Press Accuracy Rating Hits Two-Decade Low
Just 29% of Americans now say that news organizations generally get the facts straight, while 63% say that news stories are often inaccurate.
Online Journalists Optimistic About Revenue, Concerned About Quality
Internet journalists see a revenue path on the web, but also say the internet is changing journalism mostly for the worse.
The Color Of News: How Different Media Have Covered the General Election
When it comes to coverage of the campaign for president 2008, where one goes for news makes a difference, according to a new study.
Canvassing Campaign Media: An Analysis of Time, Tone and Topics
Coverage of the presidential race has not so much cast Obama in a favorable light as it has portrayed McCain in a substantially negative one, according to a new study of the media.
Who Knows News? What You Read or View Matters, but Not Your Politics
Where you turn for news may say a lot about how much you actually know. So who scores higher on a political knowledge quiz? Hardball or Hannity & Colmes? Newspapers or network news? Stewart or Colbert?
Blaming the Messenger: A Continuum of Press Condemnation
From Jefferson to Palin, politicians of the left and right have blamed the media for public discontent with their policies, politics or personal behavior.
Assessing the Debate: A Media/Public Disconnect?
Political pundits, seeing no knockout punch, scored a tie. But viewers awarded the win to Obama.
Key News Audiences Now Blend Online and Traditional Sources
For more than a decade, audiences for most traditional news sources have steadily declined and the number of people getting news online has surged. The Pew Research Center for the People & the Press’ biannual media study also finds that a growing number of news consumers mix both old and new sources. The report presents a typology that breaks Americans into four groups: Integrators, Net-Newsers, Traditionalists and the Disengaged.

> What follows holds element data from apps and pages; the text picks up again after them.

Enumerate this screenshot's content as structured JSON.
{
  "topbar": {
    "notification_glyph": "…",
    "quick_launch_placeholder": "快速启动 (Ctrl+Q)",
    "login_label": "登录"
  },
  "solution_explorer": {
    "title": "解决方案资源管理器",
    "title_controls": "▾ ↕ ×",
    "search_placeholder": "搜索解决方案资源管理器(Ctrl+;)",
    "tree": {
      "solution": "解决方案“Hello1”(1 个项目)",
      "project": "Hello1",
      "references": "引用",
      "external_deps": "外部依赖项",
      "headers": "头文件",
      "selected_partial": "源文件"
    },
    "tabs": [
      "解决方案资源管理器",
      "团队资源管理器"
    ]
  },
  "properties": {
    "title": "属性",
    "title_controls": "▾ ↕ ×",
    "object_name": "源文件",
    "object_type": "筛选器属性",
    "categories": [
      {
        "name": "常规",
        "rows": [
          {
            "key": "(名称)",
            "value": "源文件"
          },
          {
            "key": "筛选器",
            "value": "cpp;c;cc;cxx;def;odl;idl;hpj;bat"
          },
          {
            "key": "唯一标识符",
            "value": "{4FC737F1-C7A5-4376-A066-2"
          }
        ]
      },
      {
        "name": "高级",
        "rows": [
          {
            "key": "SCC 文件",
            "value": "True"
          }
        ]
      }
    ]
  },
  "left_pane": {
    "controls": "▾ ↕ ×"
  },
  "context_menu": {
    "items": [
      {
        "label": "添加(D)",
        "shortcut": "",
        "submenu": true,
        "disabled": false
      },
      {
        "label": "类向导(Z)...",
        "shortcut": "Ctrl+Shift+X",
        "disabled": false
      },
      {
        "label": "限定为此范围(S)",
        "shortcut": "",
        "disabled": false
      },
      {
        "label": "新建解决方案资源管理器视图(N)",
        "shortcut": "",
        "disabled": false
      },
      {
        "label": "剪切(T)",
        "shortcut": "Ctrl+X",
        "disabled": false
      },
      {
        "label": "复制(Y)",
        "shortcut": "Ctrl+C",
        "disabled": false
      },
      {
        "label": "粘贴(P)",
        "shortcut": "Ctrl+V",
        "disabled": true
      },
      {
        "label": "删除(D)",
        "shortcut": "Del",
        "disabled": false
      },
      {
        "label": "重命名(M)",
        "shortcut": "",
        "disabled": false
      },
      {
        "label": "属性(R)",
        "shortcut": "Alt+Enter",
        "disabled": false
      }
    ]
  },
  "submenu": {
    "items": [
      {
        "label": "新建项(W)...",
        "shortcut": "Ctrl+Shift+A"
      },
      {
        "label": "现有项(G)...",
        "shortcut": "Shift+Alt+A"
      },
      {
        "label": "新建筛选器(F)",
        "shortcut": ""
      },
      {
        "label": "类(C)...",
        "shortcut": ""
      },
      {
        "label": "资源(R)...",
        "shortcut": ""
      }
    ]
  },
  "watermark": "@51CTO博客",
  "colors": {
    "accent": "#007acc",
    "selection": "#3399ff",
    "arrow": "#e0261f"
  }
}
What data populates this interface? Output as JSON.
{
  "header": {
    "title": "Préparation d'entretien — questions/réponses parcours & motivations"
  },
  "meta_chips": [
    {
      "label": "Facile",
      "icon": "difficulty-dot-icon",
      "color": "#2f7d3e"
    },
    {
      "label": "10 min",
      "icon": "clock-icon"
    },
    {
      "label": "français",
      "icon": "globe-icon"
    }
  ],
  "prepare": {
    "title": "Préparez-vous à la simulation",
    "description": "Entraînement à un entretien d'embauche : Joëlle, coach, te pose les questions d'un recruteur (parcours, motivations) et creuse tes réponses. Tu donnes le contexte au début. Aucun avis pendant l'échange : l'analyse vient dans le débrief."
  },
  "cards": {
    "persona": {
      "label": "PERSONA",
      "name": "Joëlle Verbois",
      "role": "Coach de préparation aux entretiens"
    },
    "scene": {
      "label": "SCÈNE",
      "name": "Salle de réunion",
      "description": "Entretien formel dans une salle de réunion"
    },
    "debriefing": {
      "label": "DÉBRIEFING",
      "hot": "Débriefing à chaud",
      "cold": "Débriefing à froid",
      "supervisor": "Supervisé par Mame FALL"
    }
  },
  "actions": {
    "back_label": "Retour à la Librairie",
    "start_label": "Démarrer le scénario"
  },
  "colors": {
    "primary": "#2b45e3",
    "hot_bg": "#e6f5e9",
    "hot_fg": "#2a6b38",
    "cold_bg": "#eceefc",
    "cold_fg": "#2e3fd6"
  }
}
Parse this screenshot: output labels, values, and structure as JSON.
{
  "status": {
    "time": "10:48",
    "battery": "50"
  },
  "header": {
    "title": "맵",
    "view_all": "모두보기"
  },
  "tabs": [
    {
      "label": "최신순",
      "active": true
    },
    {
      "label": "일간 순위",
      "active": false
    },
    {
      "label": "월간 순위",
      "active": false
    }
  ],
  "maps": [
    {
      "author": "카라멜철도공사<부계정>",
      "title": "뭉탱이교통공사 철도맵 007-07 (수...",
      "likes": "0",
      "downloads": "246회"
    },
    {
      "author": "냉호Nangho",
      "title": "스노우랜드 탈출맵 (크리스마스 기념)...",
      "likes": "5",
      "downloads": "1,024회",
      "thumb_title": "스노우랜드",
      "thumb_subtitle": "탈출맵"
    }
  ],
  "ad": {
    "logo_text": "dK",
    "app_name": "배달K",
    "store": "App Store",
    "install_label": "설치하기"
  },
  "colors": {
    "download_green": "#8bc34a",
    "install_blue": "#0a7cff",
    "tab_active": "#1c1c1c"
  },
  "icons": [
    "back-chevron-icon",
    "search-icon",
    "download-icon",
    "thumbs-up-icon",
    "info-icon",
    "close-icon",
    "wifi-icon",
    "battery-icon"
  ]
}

Many Say Coverage is Biased in Favor of Obama
More of the public heard about controversies related to Obama than other campaign events. Even so, far more Americans believe press coverage has favored him than think it has favored Clinton.
Public Says Press Should Not Declare Obama the Winner
Fully 72% of the public – including comparable percentages of Democrats, Republicans and independents – say that journalists should not be anointing Obama as the Democratic nominee at this stage in the race.